President Obama today exhorted the media to live up to the example set by the late Walter Cronkite, praising the veteran CBS anchor for embodying the credo that “journalism is more than just a profession; it is a public good vital to our democracy.”

Speaking at a memorial for Cronkite, hours before he is set to make his case for healthcare reform in a high-stakes address to a joint session of Congress, the president lauded the newsman for “his belief that the American people were hungry for the truth, unvarnished and unaccompanied by theater or spectacle.”

“He didn't believe in dumbing down,” Obama told a packed hall at Lincoln Center. “He trusted us.”

Noting the toll that financial pressures have taken on journalism, he bemoaned the proliferation of “instant commentary and celebrity gossip and the softer stories that Walter disdained, rather than the hard news and investigative journalism he championed.”

“ 'What happened today?’ is replaced with ‘Who won today?’ ” Obama said. “The public debate cheapens. The public trust falters. We fail to understand our world or one another as well as we should –- and that has real consequences in our own lives and in the life of our nation.”

Obama’s remarks came as he has been facing the sharpest media scrutiny yet of his young presidency, particularly of his administration’s handling of healthcare. Despite the intense focus on tonight’s congressional address, which is widely viewed as his last chance to sell the public on the need for reform, he spent the morning at the 2 1/2-hour Cronkite memorial, listening to tributes for the journalist known as “the most trusted man in America.”

In his remarks, the president said he was confident that Cronkite would have been able to “cut through the murky noise of the blogs and the tweets and the sound bites to shine the bright light on substance.”

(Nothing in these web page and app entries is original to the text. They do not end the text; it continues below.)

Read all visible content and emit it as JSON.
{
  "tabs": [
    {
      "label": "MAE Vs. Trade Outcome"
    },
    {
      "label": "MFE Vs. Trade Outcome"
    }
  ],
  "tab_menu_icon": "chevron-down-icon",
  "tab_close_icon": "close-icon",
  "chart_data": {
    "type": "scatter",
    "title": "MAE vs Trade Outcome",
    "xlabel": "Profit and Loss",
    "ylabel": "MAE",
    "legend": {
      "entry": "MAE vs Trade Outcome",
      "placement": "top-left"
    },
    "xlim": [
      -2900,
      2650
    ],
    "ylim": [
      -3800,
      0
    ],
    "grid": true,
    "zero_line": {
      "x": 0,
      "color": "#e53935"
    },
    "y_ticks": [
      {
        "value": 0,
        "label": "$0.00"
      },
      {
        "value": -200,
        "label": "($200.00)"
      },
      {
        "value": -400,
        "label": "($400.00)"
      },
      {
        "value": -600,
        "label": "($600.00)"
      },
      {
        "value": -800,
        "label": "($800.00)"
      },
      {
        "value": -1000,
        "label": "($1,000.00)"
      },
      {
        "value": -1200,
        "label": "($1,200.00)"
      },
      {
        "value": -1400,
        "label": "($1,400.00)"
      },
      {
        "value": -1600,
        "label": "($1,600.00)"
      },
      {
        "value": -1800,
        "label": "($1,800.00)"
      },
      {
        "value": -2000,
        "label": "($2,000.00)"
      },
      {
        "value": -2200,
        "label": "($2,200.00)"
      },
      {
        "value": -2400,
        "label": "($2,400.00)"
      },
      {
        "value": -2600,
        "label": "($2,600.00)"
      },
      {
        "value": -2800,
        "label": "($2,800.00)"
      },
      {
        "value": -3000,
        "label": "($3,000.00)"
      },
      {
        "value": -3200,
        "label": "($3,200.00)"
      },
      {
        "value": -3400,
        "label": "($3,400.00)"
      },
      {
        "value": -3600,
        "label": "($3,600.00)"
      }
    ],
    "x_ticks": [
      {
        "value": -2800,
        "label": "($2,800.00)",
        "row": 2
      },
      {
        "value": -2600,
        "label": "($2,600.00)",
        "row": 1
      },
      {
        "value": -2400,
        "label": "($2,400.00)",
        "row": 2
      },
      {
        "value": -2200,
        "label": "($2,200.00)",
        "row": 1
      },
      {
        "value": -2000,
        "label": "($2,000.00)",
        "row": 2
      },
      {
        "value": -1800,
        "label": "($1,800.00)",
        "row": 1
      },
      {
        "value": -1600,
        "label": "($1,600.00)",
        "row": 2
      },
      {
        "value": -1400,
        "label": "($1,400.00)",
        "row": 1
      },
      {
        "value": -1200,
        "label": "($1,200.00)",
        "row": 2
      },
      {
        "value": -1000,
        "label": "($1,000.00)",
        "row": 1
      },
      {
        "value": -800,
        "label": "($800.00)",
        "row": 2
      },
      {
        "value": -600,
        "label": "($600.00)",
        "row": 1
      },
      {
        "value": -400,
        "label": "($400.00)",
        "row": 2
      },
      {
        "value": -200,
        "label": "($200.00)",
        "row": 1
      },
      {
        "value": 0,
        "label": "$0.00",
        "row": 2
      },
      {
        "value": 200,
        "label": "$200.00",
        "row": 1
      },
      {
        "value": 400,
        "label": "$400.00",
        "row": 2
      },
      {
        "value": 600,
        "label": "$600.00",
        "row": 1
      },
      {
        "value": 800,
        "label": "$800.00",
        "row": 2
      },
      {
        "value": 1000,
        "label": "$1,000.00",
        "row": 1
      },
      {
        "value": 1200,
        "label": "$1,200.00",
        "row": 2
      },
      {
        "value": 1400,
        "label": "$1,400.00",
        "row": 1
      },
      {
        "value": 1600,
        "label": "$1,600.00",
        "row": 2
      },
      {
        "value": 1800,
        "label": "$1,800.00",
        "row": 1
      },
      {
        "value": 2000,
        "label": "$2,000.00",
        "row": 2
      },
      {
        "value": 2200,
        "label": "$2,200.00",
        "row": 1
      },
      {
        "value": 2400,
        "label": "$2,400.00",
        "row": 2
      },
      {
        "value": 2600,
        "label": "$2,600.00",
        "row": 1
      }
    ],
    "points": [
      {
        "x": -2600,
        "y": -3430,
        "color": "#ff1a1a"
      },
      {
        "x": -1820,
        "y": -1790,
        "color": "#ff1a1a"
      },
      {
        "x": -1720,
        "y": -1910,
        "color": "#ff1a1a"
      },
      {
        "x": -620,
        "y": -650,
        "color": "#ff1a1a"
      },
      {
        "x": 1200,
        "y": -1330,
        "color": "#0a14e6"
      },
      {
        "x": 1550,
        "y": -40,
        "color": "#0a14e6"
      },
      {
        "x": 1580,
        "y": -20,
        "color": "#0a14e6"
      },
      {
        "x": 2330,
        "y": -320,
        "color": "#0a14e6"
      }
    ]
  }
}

“If we choose to live up to Walter's example,” he said, “if we realize that the kind of journalism he embodied will not simply rekindle itself as part of a natural cycle, but will come alive only if we stand up and demand it and resolve to value it once again, then I'm convinced that the choice between profit and progress is a false one -- and that the golden days of journalism still lie ahead.”

-- Matea Gold